Relocated to the Balkans in October 1918, it took over the leadership of the withdrawal of German units from Serbia, ultimately subordinate to the Alpine Corps and the 219th Division .

Commanding general

Rank Surname date
Lieutenant General Otto von Lauenstein December 24, 1914 to July 7, 1916
Lieutenant General Hermann von Staabs July 7, 1916 to March 16, 1918
Lieutenant General Paul Grünert March 16, 1918 to May 22, 1918 (in charge of the tour)
General of the Infantry Hermann von Staabs May 22, 1918 until the end of the war


  • Otto von Lauenstein military biography on Prussian Machine
  • Karl-Friedrich Hildebrand, Christian Zweng: The knights of the order Pour le Mérite of the First World War. , Volume 1: A – G, Biblio Verlag, Osnabrück 1999, ISBN 3-7648-2505-7 , pp. 539-541

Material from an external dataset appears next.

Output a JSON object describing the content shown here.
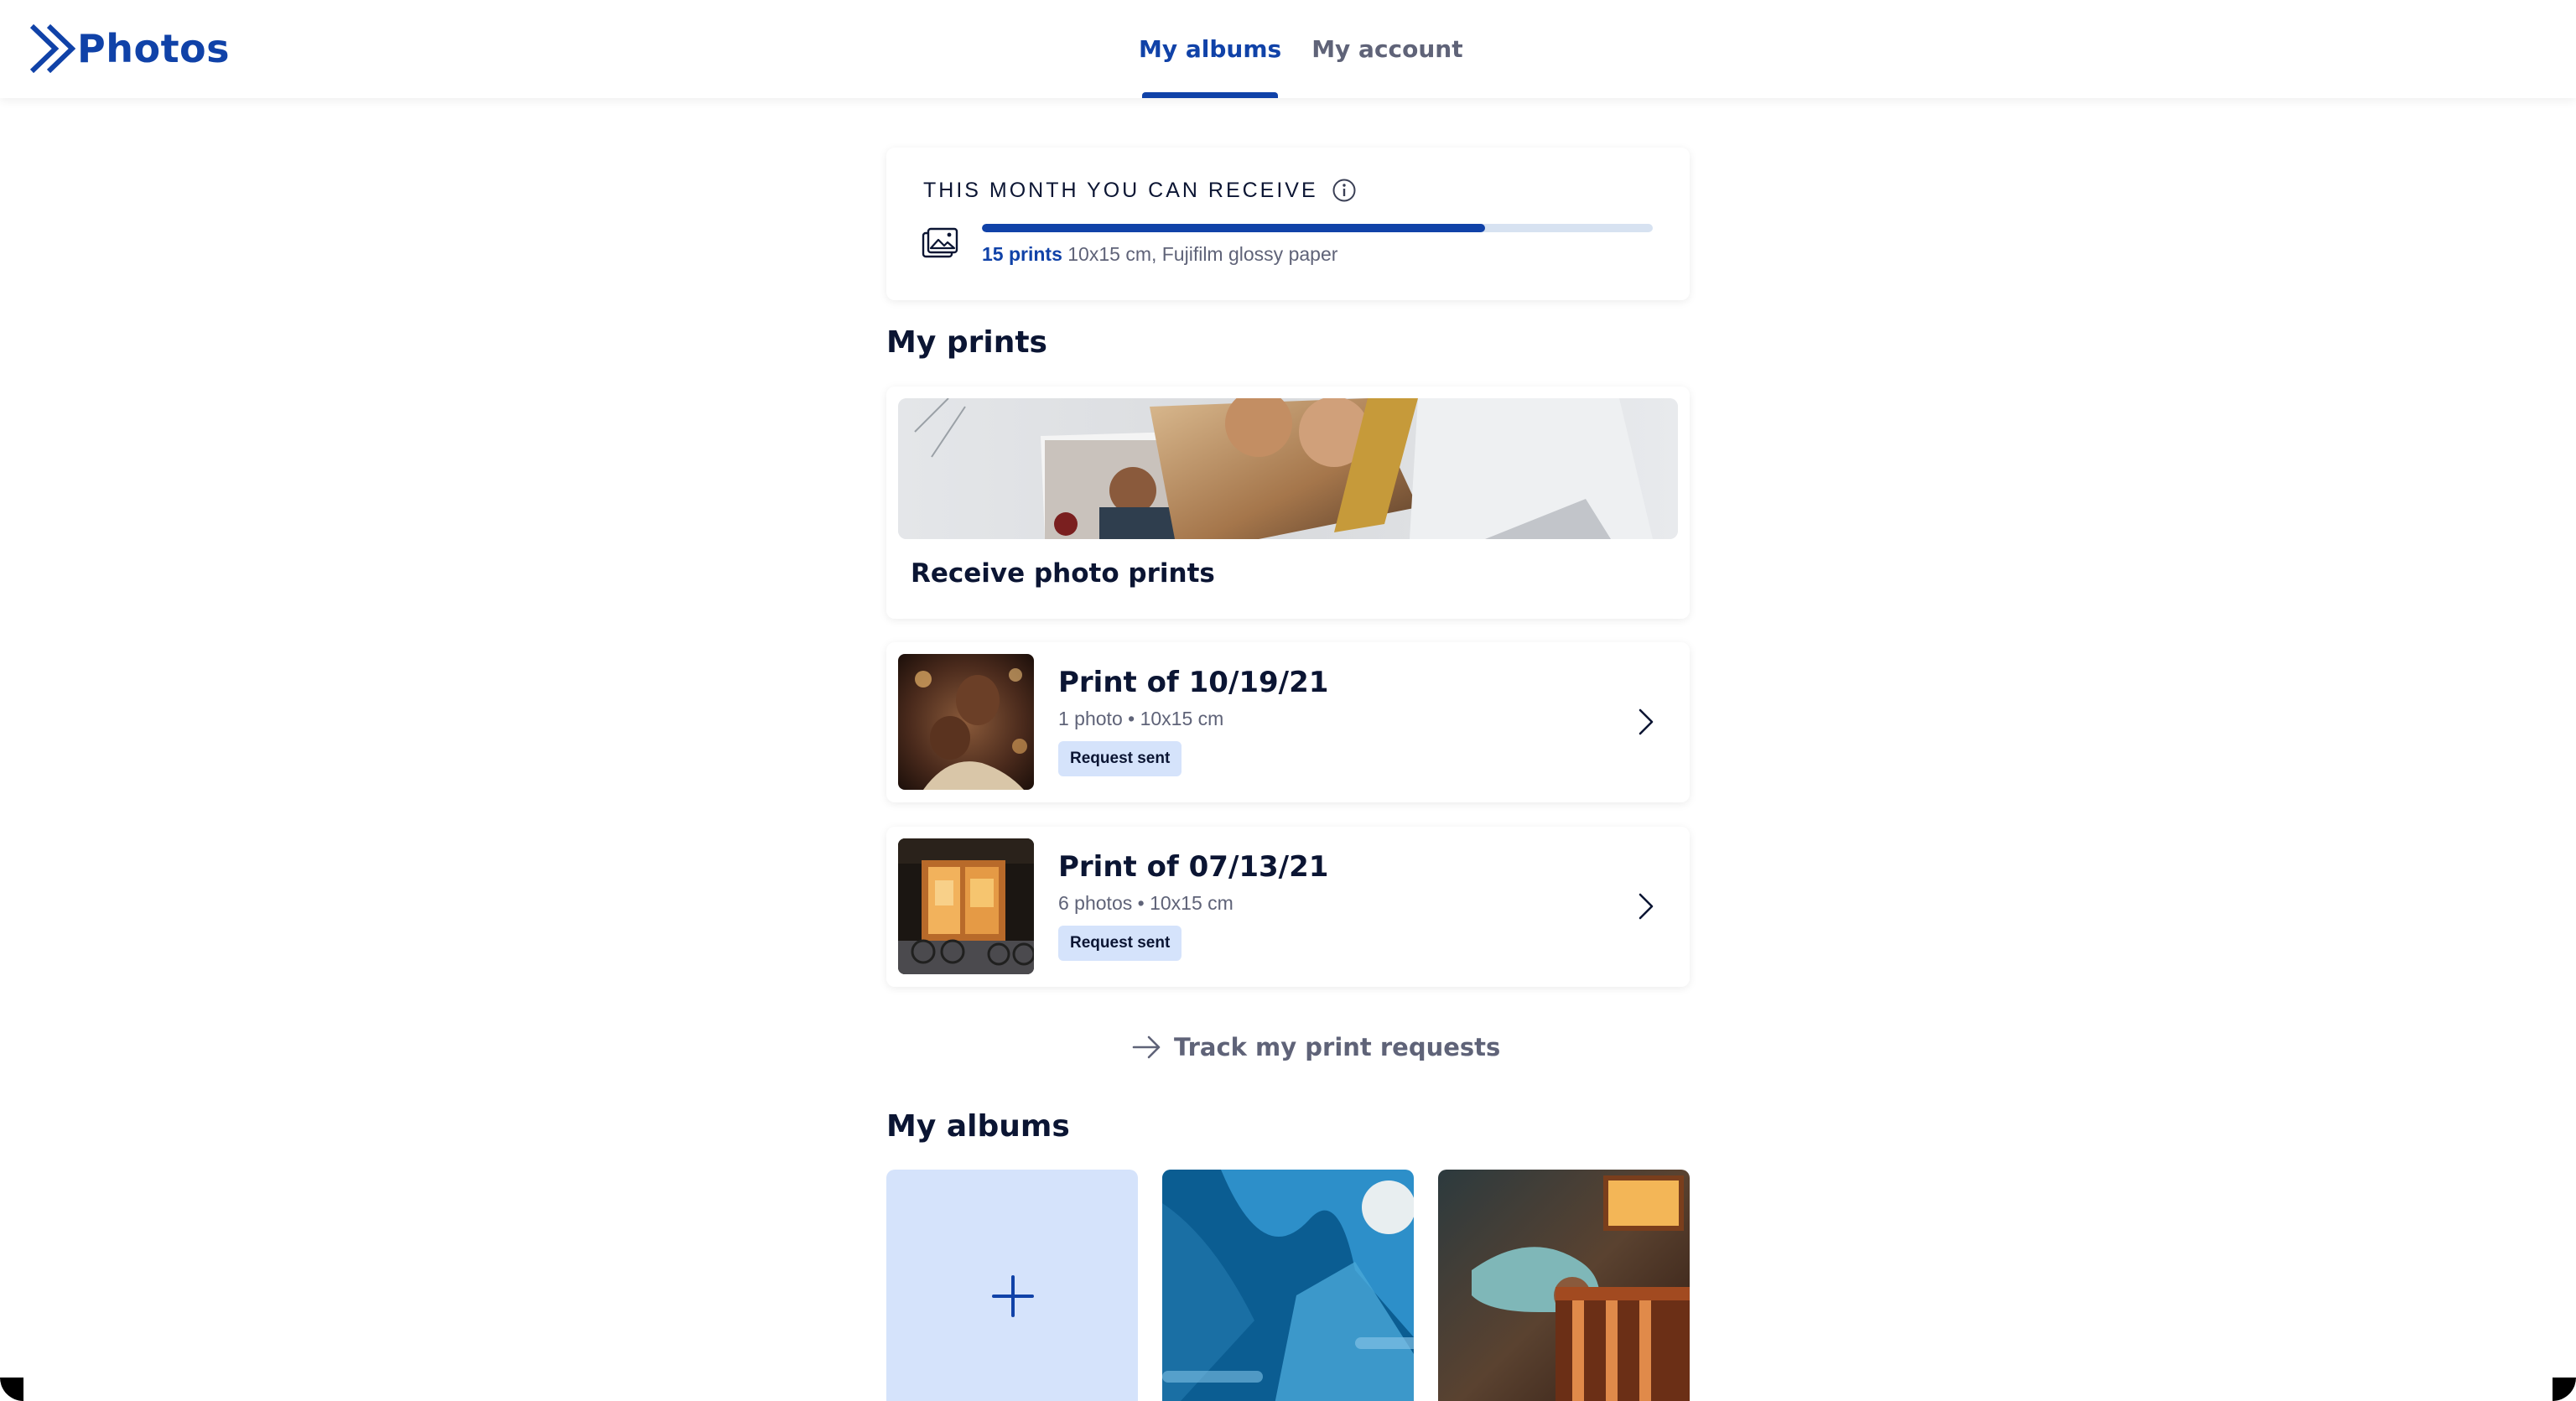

Individual evidence

  1. a b c Dermot Bradley (ed.), Günter Wegner: Occupation of the German Army 1815-1939 Volume 1: The higher command posts 1815-1939 , Biblio Verlag, Osnabrück 1990, ISBN 3-7648-1780-1 , p. 626